BEGIN PROVIDED RECORDS

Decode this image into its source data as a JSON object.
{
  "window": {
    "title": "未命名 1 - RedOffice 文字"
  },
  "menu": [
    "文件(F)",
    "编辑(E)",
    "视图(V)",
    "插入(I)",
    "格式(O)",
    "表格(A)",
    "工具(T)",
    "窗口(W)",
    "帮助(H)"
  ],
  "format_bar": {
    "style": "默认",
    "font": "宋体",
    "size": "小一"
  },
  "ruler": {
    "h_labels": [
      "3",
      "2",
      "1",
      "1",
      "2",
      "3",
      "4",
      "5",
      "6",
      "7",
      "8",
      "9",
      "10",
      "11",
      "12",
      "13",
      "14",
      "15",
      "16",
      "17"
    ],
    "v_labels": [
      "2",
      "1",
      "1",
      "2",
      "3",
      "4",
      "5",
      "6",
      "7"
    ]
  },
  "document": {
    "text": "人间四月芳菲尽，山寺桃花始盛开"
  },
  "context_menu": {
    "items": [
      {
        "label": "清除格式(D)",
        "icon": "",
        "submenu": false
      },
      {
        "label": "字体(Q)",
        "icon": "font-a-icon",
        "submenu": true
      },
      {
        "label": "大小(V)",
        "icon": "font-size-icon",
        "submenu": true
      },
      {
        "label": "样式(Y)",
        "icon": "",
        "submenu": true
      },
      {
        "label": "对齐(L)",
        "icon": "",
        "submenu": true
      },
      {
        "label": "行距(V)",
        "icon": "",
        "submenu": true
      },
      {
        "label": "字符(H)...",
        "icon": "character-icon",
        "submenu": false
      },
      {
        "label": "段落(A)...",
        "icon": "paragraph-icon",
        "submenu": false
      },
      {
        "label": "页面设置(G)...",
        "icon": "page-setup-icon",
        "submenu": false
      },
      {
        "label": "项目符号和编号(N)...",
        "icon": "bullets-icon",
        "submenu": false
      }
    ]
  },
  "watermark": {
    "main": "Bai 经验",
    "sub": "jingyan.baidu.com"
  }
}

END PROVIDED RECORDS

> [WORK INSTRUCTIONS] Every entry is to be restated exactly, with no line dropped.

> [RESPONSE BOX]
Decode this image into its source data as a JSON object.
{
  "window": {
    "title": "未命名 1 - RedOffice 文字"
  },
  "menu": [
    "文件(F)",
    "编辑(E)",
    "视图(V)",
    "插入(I)",
    "格式(O)",
    "表格(A)",
    "工具(T)",
    "窗口(W)",
    "帮助(H)"
  ],
  "format_bar": {
    "style": "默认",
    "font": "宋体",
    "size": "小一"
  },
  "ruler": {
    "h_labels": [
      "3",
      "2",
      "1",
      "1",
      "2",
      "3",
      "4",
      "5",
      "6",
      "7",
      "8",
      "9",
      "10",
      "11",
      "12",
      "13",
      "14",
      "15",
      "16",
      "17"
    ],
    "v_labels": [
      "2",
      "1",
      "1",
      "2",
      "3",
      "4",
      "5",
      "6",
      "7"
    ]
  },
  "document": {
    "text": "人间四月芳菲尽，山寺桃花始盛开"
  },
  "context_menu": {
    "items": [
      {
        "label": "清除格式(D)",
        "icon": "",
        "submenu": false
      },
      {
        "label": "字体(Q)",
        "icon": "font-a-icon",
        "submenu": true
      },
      {
        "label": "大小(V)",
        "icon": "font-size-icon",
        "submenu": true
      },
      {
        "label": "样式(Y)",
        "icon": "",
        "submenu": true
      },
      {
        "label": "对齐(L)",
        "icon": "",
        "submenu": true
      },
      {
        "label": "行距(V)",
        "icon": "",
        "submenu": true
      },
      {
        "label": "字符(H)...",
        "icon": "character-icon",
        "submenu": false
      },
      {
        "label": "段落(A)...",
        "icon": "paragraph-icon",
        "submenu": false
      },
      {
        "label": "页面设置(G)...",
        "icon": "page-setup-icon",
        "submenu": false
      },
      {
        "label": "项目符号和编号(N)...",
        "icon": "bullets-icon",
        "submenu": false
      }
    ]
  },
  "watermark": {
    "main": "Bai 经验",
    "sub": "jingyan.baidu.com"
  }
}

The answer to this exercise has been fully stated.